- 39% of people nowadays are familiar with passkeys, especially Millennials up to 35 years old and younger generations.
Instead, according to Google, data related to March-April 2023 show that:
- the percentage of successful user authentications through same device passkeys (64%) is more than four time higher than the success rate achieved with traditional passwords (14%);
- passkeys take a 15 seconds average time to authenticate users, while classic passwords take twice this time, so about 30 seconds.
How does passkey authentication work?
Indeed, learning such data makes clear that passkeys are safer and faster than traditional authentication methods that all Internet users are used to, representing a challenging point for the development of new technologies, especially concerning younger generations. But a big question remains: how does passkey authentication work?
As briefly mentioned and explained earlier in this article, passkey authentication works as a combination of two pair of keys. The authenticator system generates these keys during the registration of the account on a digital platform or their enabling on that platform: one key is public and directly related to the website or app, whereas the other key is private and stored on user’s devices.
The authenticator system communicates with devices only by exchanging these keys, which occurs automatically: when a user tries to log in, the server sends a communication to the authenticator with the public key asking for data to prove the user identity, a task that will be achieved by the private key before sending a response back to the system – basically a “signing process” to quickly and safely authenticate identity.
The main authentication tools used to enable passkey authentication are:
- biometrical methods like fingerprint ID and facial ID;
- specific unique codes like PINs (Personal Identification Number).
User authentication: what’s the difference between passwords and passkeys?
Definitely, passkeys are more secure than traditional passwords and this is a fact. But why? And what’s the difference between these methods?
Starting from the last question, password-based authentication systems entails that the user must firstly remember the right combination of username and password before actually entering it in specific forms on a website or application: this a process which may be very risky, for example considering the existence of so many fake websites created on purpose for stealing personal data by using phishing.
Instead, passkeys don’t require users to operate actions as the authenticator system and the user’s device communicate each other automatically on a safe cryptographed connection which works only between that digital platform and its registered users. Indeed, this represents a great way to improve digital onboarding processes for companies.
Thus, to sum up, the main factors making passkeys safer than passwords are:
- passkeys can’t be guessed or reused on other platforms;
- passkeys are phishing-resistant, as they are unique to the app or website they’re created for and cyber criminals can’t trick users to use them on a fraudulent site;
- passkeys are only stored on user’s device, this means that cybercriminals can’t steal them by hacking into the provider’s server or databases but physically need to access to their potential victim’s devices.
What is the main disadvantage of passkey authentication?
Even if passkey authentication seems to be an extremely and positively disruptive technology for what concerns digital users authentication, the last factor in the previous bulleted list refers to the only main disadvantage about this authentication method: the potential risk that a personal device storing user’s passkeys may be lost or stolen, giving cyber-criminals a chance to break through private data and information.
Luckily, the concrete odds of this happening are much lower than the risks occurring with criminal hacking activities online everyday.
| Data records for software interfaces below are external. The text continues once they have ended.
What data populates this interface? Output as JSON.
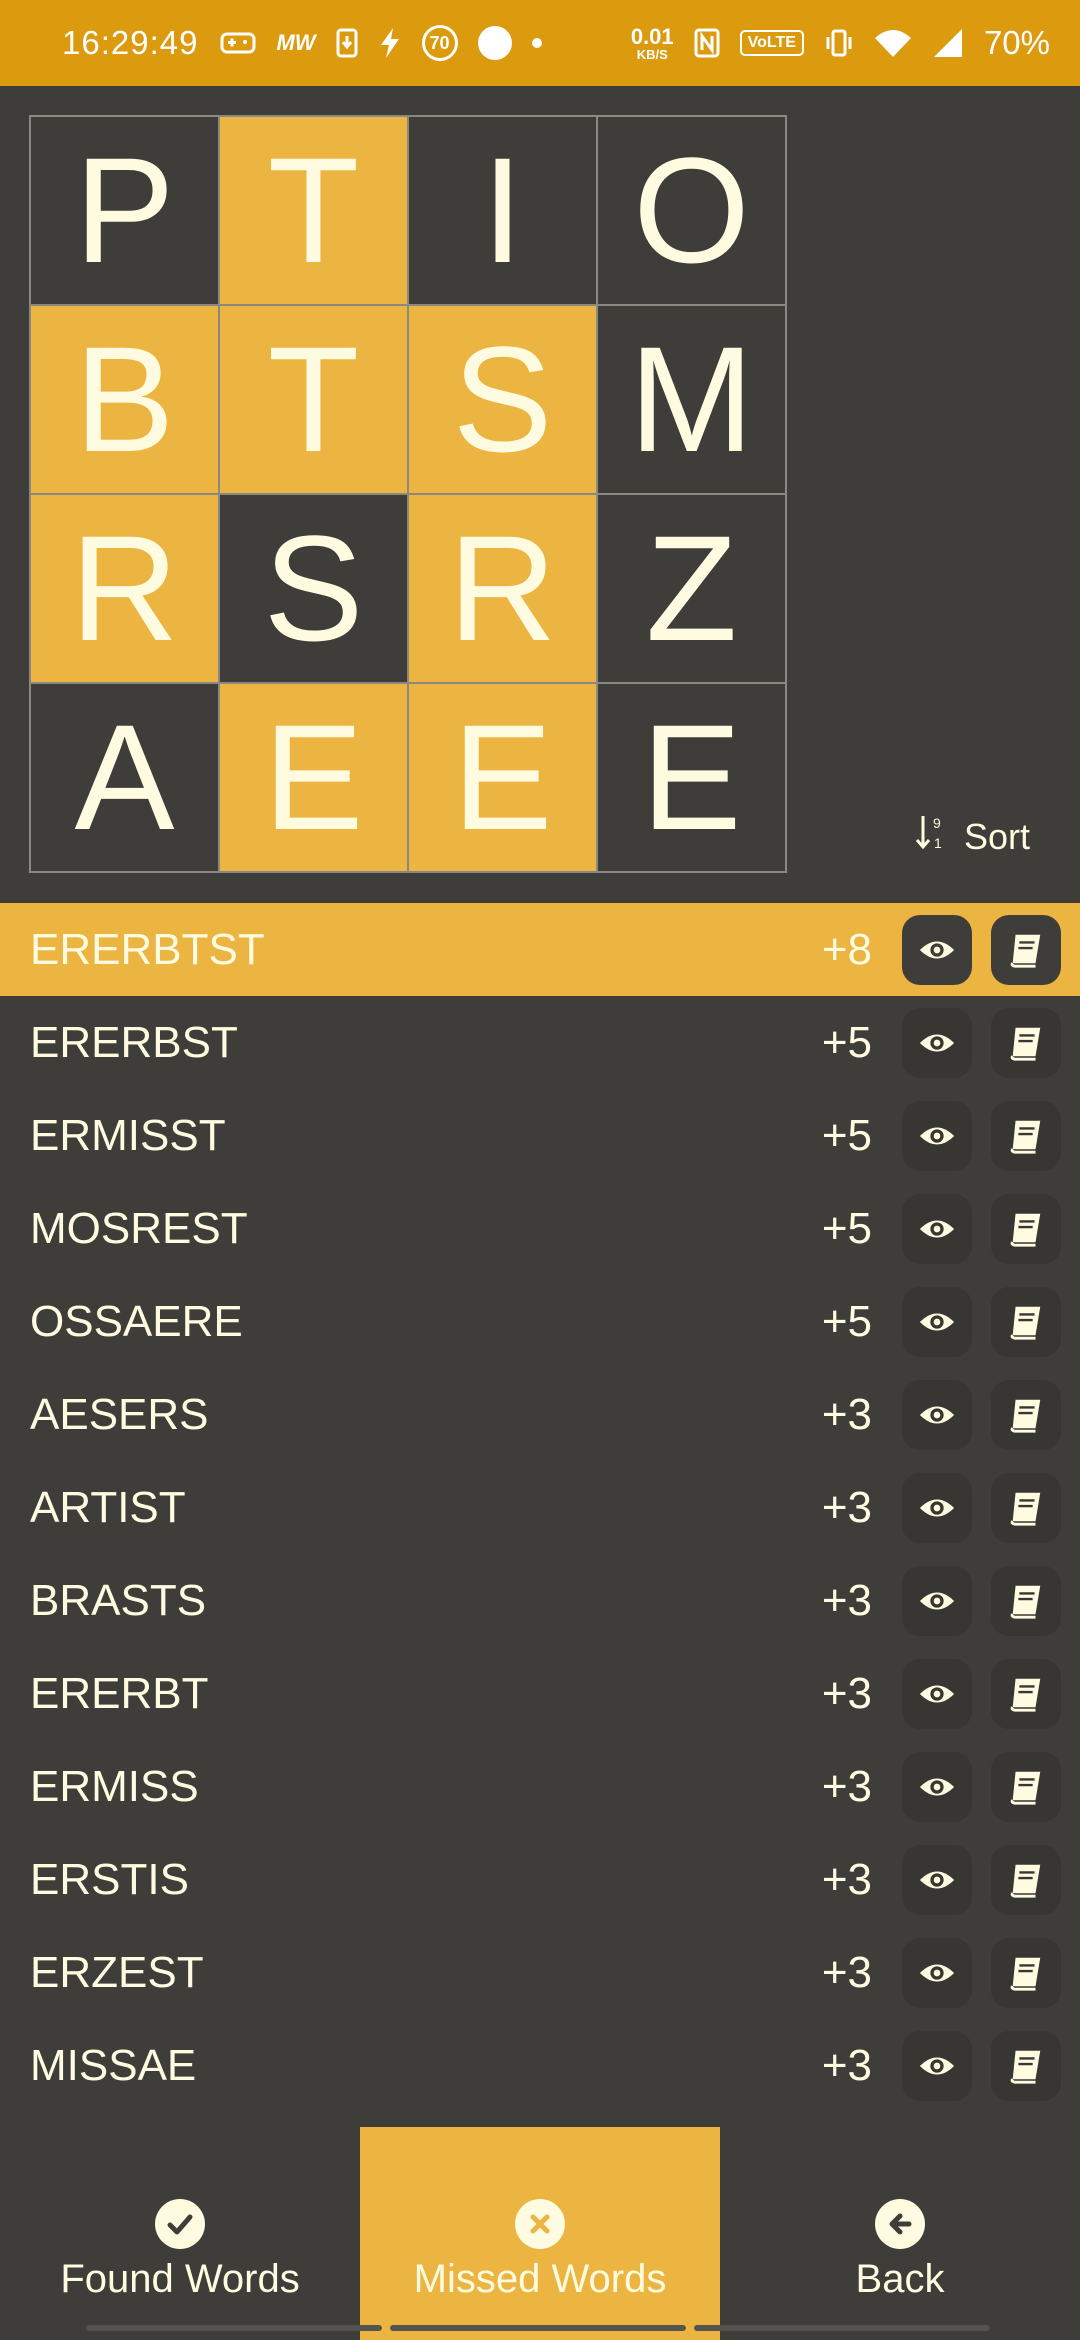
{
  "status_bar": {
    "time": "16:29:49",
    "speed_value": "0.01",
    "speed_unit": "KB/S",
    "badge_number": "70",
    "volte": "VoLTE",
    "battery": "70%"
  },
  "grid": {
    "cells": [
      {
        "letter": "P",
        "highlighted": false
      },
      {
        "letter": "T",
        "highlighted": true
      },
      {
        "letter": "I",
        "highlighted": false
      },
      {
        "letter": "O",
        "highlighted": false
      },
      {
        "letter": "B",
        "highlighted": true
      },
      {
        "letter": "T",
        "highlighted": true
      },
      {
        "letter": "S",
        "highlighted": true
      },
      {
        "letter": "M",
        "highlighted": false
      },
      {
        "letter": "R",
        "highlighted": true
      },
      {
        "letter": "S",
        "highlighted": false
      },
      {
        "letter": "R",
        "highlighted": true
      },
      {
        "letter": "Z",
        "highlighted": false
      },
      {
        "letter": "A",
        "highlighted": false
      },
      {
        "letter": "E",
        "highlighted": true
      },
      {
        "letter": "E",
        "highlighted": true
      },
      {
        "letter": "E",
        "highlighted": false
      }
    ]
  },
  "sort": {
    "label": "Sort",
    "icon": "sort-numeric-icon"
  },
  "words": [
    {
      "word": "ERERBTST",
      "points": "+8",
      "active": true
    },
    {
      "word": "ERERBST",
      "points": "+5"
    },
    {
      "word": "ERMISST",
      "points": "+5"
    },
    {
      "word": "MOSREST",
      "points": "+5"
    },
    {
      "word": "OSSAERE",
      "points": "+5"
    },
    {
      "word": "AESERS",
      "points": "+3"
    },
    {
      "word": "ARTIST",
      "points": "+3"
    },
    {
      "word": "BRASTS",
      "points": "+3"
    },
    {
      "word": "ERERBT",
      "points": "+3"
    },
    {
      "word": "ERMISS",
      "points": "+3"
    },
    {
      "word": "ERSTIS",
      "points": "+3"
    },
    {
      "word": "ERZEST",
      "points": "+3"
    },
    {
      "word": "MISSAE",
      "points": "+3"
    }
  ],
  "bottom_nav": {
    "found": {
      "label": "Found Words",
      "icon": "check-circle-icon"
    },
    "missed": {
      "label": "Missed Words",
      "icon": "x-circle-icon",
      "active": true
    },
    "back": {
      "label": "Back",
      "icon": "arrow-left-circle-icon"
    }
  },
  "colors": {
    "accent": "#ecb440",
    "status_bar": "#dc9a0e",
    "background": "#3e3d3a",
    "text": "#fffbe0"
  }
}
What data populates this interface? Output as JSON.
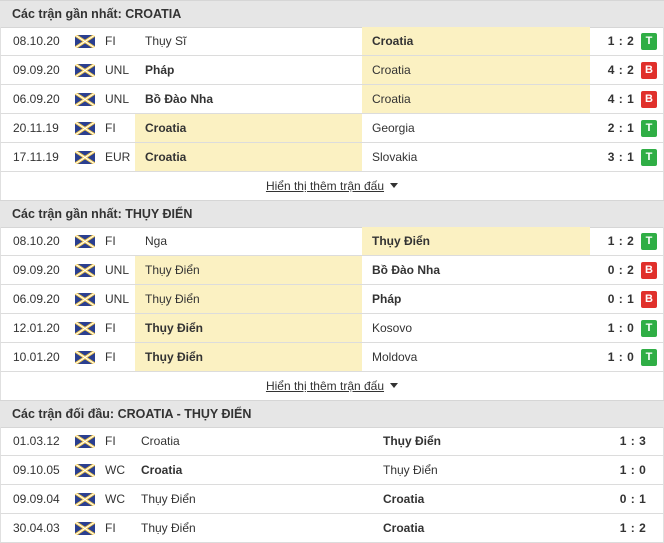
{
  "sections": [
    {
      "title": "Các trận gần nhất: CROATIA",
      "more_label": "Hiển thị thêm trận đấu",
      "rows": [
        {
          "date": "08.10.20",
          "comp": "FI",
          "home": "Thụy Sĩ",
          "away": "Croatia",
          "score": "1 : 2",
          "result": "T",
          "hl": "away"
        },
        {
          "date": "09.09.20",
          "comp": "UNL",
          "home": "Pháp",
          "away": "Croatia",
          "score": "4 : 2",
          "result": "B",
          "hl": "away"
        },
        {
          "date": "06.09.20",
          "comp": "UNL",
          "home": "Bồ Đào Nha",
          "away": "Croatia",
          "score": "4 : 1",
          "result": "B",
          "hl": "away"
        },
        {
          "date": "20.11.19",
          "comp": "FI",
          "home": "Croatia",
          "away": "Georgia",
          "score": "2 : 1",
          "result": "T",
          "hl": "home"
        },
        {
          "date": "17.11.19",
          "comp": "EUR",
          "home": "Croatia",
          "away": "Slovakia",
          "score": "3 : 1",
          "result": "T",
          "hl": "home"
        }
      ]
    },
    {
      "title": "Các trận gần nhất: THỤY ĐIỂN",
      "more_label": "Hiển thị thêm trận đấu",
      "rows": [
        {
          "date": "08.10.20",
          "comp": "FI",
          "home": "Nga",
          "away": "Thụy Điển",
          "score": "1 : 2",
          "result": "T",
          "hl": "away"
        },
        {
          "date": "09.09.20",
          "comp": "UNL",
          "home": "Thụy Điển",
          "away": "Bồ Đào Nha",
          "score": "0 : 2",
          "result": "B",
          "hl": "home"
        },
        {
          "date": "06.09.20",
          "comp": "UNL",
          "home": "Thụy Điển",
          "away": "Pháp",
          "score": "0 : 1",
          "result": "B",
          "hl": "home"
        },
        {
          "date": "12.01.20",
          "comp": "FI",
          "home": "Thụy Điển",
          "away": "Kosovo",
          "score": "1 : 0",
          "result": "T",
          "hl": "home"
        },
        {
          "date": "10.01.20",
          "comp": "FI",
          "home": "Thụy Điển",
          "away": "Moldova",
          "score": "1 : 0",
          "result": "T",
          "hl": "home"
        }
      ]
    },
    {
      "title": "Các trận đối đầu: CROATIA - THỤY ĐIỂN",
      "rows": [
        {
          "date": "01.03.12",
          "comp": "FI",
          "home": "Croatia",
          "away": "Thụy Điển",
          "score": "1 : 3"
        },
        {
          "date": "09.10.05",
          "comp": "WC",
          "home": "Croatia",
          "away": "Thụy Điển",
          "score": "1 : 0"
        },
        {
          "date": "09.09.04",
          "comp": "WC",
          "home": "Thụy Điển",
          "away": "Croatia",
          "score": "0 : 1"
        },
        {
          "date": "30.04.03",
          "comp": "FI",
          "home": "Thụy Điển",
          "away": "Croatia",
          "score": "1 : 2"
        }
      ]
    }
  ],
  "icons": {
    "competition": "flag-icon",
    "expand": "caret-down-icon"
  },
  "colors": {
    "win": "#2fae45",
    "loss": "#e0302b",
    "highlight": "#fbf1c2",
    "header_bg": "#e6e6e6"
  }
}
Nevertheless, it appears that very soon passkey authentication is going to be replacing traditional passwords at all, but until that day it’s very recommended to be serious and cautious while surfing the Internet and make sure to activate high levels of security like multi-factor authentication.